* To do: How many lines of the data hold the word "value"? State the number and nothing else.

* Input for this task:
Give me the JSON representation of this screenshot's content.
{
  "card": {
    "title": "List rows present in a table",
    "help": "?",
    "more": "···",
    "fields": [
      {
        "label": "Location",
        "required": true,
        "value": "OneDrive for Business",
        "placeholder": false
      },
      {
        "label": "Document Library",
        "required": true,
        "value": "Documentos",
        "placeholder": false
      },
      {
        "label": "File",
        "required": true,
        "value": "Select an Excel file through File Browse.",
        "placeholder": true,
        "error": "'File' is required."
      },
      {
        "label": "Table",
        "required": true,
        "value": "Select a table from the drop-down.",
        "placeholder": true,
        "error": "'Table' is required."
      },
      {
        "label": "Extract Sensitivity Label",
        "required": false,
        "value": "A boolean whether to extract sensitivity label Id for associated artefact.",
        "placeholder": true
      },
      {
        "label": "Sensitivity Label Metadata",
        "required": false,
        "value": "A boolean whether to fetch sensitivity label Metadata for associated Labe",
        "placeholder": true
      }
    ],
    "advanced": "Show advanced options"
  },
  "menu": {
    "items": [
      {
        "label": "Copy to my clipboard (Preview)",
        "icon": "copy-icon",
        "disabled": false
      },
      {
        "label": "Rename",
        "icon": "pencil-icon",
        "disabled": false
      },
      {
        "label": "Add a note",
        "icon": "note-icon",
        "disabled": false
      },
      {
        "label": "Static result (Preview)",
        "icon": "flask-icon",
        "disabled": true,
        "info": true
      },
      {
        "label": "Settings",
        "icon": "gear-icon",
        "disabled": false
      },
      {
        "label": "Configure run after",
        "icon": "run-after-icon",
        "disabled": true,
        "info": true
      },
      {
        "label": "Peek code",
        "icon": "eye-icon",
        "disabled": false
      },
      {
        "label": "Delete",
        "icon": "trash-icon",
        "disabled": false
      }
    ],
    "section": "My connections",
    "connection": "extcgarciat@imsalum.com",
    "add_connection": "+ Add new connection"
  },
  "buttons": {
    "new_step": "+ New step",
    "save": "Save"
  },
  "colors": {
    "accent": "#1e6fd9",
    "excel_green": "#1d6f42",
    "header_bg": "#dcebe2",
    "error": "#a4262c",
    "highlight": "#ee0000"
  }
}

* Solved exercise: 6